10. Artificial vanilla is what makes your wine or whiskey taste so good
Phenolic aldehyde, aka vanillin, is an organic compound that naturally occurs in a wide variety of substances. It’s the thing that makes vanilla taste and smell like vanilla, and a solution of pure vanillin – ususually synthetic – is how we get artificial vanilla.
Vanillin occurs naturally in oak in a big way. By storing your wine or whiskey in an oak barrel, the liquid will slowly extract some of the vanillin and that is essentially what creates the flavor profile. There are a few other compounds in oak wood that have similar effects, but vanillin is the most notable.
Toasting or charring the barrels accelerates this process, which is why the inside of barrels are usually charred.
11. Oak barrels add more tannins to wine
In addition to the tannins already inherent in grapes, aging wine in oak barrels extracts wood tannins that occur naturally in oak wood. Tannins are the textural element that makes the wine taste dry, adding a sense of bitterness, astringency, and complexity.
12. Barrels are not made 100% watertight
Most professional coopers making barrels for vineyards and distillers won’t consider their job done until the barrels are 100% watertight and ready for use.
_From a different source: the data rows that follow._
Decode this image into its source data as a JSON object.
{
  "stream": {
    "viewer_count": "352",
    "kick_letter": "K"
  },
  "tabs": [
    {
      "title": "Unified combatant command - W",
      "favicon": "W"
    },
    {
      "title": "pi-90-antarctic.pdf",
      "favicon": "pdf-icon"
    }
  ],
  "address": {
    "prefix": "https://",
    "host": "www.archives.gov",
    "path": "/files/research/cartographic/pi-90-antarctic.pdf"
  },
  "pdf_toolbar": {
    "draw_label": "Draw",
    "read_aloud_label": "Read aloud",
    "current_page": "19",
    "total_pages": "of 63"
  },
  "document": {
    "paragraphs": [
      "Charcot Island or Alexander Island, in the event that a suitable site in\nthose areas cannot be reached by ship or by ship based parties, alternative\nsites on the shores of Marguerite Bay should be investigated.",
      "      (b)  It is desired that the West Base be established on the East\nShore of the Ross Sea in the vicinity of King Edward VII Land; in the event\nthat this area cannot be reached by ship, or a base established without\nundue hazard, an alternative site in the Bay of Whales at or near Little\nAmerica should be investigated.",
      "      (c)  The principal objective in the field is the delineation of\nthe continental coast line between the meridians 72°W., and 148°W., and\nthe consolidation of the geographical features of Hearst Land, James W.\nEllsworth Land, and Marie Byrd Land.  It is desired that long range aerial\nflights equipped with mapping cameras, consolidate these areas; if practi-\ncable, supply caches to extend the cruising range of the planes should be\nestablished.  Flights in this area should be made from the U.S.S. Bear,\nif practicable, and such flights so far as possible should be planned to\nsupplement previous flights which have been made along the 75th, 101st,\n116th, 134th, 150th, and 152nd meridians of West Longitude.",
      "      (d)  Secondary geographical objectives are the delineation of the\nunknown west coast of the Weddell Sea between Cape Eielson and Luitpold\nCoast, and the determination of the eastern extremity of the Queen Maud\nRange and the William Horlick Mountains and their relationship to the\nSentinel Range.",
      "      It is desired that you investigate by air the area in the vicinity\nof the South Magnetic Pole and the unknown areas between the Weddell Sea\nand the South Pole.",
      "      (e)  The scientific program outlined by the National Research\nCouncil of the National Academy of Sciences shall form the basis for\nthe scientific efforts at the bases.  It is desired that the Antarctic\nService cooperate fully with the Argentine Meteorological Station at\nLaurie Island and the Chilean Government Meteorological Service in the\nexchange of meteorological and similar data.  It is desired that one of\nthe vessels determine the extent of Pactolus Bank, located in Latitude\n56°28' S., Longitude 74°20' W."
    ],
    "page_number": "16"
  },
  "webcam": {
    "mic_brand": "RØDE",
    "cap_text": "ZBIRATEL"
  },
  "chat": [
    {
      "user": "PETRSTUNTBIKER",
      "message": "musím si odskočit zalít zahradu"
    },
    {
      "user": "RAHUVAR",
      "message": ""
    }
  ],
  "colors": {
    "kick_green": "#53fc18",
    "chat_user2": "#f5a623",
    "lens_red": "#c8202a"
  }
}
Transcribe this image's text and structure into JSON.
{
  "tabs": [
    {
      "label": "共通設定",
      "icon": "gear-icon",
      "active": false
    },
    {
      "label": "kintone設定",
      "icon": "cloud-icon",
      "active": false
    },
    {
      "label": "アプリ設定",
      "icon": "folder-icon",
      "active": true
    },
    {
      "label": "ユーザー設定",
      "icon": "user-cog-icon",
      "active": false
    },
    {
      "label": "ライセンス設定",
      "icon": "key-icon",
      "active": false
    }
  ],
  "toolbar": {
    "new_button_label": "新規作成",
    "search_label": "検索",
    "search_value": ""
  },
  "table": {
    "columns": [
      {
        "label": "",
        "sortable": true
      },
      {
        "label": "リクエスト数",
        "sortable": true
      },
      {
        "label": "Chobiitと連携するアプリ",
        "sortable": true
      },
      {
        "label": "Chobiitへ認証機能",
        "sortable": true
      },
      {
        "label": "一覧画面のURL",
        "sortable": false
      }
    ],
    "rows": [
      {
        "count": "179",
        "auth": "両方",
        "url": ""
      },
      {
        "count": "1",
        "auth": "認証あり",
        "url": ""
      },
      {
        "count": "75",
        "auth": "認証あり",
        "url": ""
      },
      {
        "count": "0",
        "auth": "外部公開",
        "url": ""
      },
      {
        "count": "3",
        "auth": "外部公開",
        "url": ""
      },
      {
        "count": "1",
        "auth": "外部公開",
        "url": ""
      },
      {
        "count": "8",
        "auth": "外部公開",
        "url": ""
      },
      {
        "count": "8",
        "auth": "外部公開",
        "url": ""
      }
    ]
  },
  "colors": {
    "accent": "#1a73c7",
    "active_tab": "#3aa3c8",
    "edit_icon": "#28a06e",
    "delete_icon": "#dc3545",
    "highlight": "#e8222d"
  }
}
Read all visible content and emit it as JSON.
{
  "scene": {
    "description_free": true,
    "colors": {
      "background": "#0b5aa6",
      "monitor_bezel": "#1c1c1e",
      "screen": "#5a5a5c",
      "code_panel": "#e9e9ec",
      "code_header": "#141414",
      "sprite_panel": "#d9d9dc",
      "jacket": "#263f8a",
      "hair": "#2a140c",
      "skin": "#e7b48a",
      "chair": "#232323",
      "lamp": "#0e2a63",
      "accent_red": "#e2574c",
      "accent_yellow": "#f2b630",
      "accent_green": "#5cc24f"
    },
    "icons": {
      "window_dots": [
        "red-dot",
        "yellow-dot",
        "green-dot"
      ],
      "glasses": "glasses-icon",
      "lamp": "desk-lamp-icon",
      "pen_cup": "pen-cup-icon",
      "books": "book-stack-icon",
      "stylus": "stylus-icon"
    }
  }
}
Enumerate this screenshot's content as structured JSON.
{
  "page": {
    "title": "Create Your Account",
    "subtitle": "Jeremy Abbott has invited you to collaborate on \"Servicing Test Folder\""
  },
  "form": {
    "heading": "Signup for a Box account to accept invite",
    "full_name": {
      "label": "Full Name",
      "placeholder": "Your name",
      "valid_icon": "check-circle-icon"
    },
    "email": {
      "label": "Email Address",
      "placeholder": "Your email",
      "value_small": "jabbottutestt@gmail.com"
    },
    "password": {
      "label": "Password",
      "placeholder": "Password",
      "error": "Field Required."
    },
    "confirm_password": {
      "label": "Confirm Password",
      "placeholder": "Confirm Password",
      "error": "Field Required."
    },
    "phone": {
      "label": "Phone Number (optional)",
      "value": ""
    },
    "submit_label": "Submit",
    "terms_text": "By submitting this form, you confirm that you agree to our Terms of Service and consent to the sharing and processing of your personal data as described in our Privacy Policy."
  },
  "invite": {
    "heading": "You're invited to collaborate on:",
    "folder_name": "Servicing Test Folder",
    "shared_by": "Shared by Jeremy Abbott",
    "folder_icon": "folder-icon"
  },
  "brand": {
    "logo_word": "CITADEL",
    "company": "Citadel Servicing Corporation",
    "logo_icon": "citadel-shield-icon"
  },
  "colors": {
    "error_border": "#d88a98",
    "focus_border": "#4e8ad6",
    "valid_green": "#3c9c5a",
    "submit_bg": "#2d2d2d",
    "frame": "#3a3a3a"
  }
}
But for the average consumer ordering an oak barrel online, don’t expect the barrel to arrive at your door ready to use.
When barrels are made, they are made as tight and leak-proof as possible, but they are only watertight after being “cured” by soaking in water, often for several days. This causes the wooden staves to soak up moisture and swell, making the barrel watertight through pressure against the steel hoops.
13. Smaller barrels age faster than larger barrels
Smaller barrels have a higher surface-to-volume ratio, and as a result age and flavor the contents more quickly than a larger barrel. This means you can replicate the years-long aging done by large wineries and distilleries in a matter of mere months.
14. Some of the content of the barrel will evaporate
This is known as the “angel’s share.” Generally the loss is about 2-5% per year, but that is accelerated in the smaller barrels that are commonly used in home aging and distilling.
15. There is an order for using and reusing oak barrels
- Bourbon legally has to be aged in a charred new oak barrel
- Whiskey is aged in used bourbon barrels
- Scotch is aged in used whiskey barrels
- Rum is aged in used Scotch barrels
- Tequila, the runt of the litter, is aged in just about any old barrel
Variations on this system are what produces different and unique flavors. For instance, many whiskey distilleries like to use barrels from dessert wines such as Port or Sherry.
16. Oak barrels can be reused for 100 years
Oak wood is very durable, and improves with age. The effect of age upon the barrels themselves often creates a one-of-a-kind flavor profile that professionals will pay big bucks for.
Wine barrels are commonly reused over and over to create different vintages. Old wine barrels become sherry barrels, and (as noted above), old bourbon barrels have a long life of use in aging whiskey, scotch, and even wine.
17. Barrels can be upcycled
When wine barrels are retired, they can often be put to new uses: Re-purposed as furniture or planters, used as firewood for a pizza oven, dontated to a charity, sold to a distillery for use in aging and flavoring spirits.
18. You can order oak barrels online
We offer a variety of oak barrels for home aging, in sizes ranging from tiny 1 liter up to large 20 liter capacities. These include a matching oak wood stand, bung, spigot, storing tablets, choice of hoop color, and optional cleaning kits.
We also offer special gift-ready kits for making and aging your own spirits. These come with an attractive wrought iron stand and feature your choice of spirit:
We call these the “Connoisseur Kits.”
19. You can get your barrel personalized
We do personalized and custom engraving on the oak barrel heads. We have a selection of premium personalized designs that allow you to insert the name and more of your choice in wine label, distillery, vineyard, and many more themes.
We can also custom engrave your company logo or other design onto a barrel. See more here.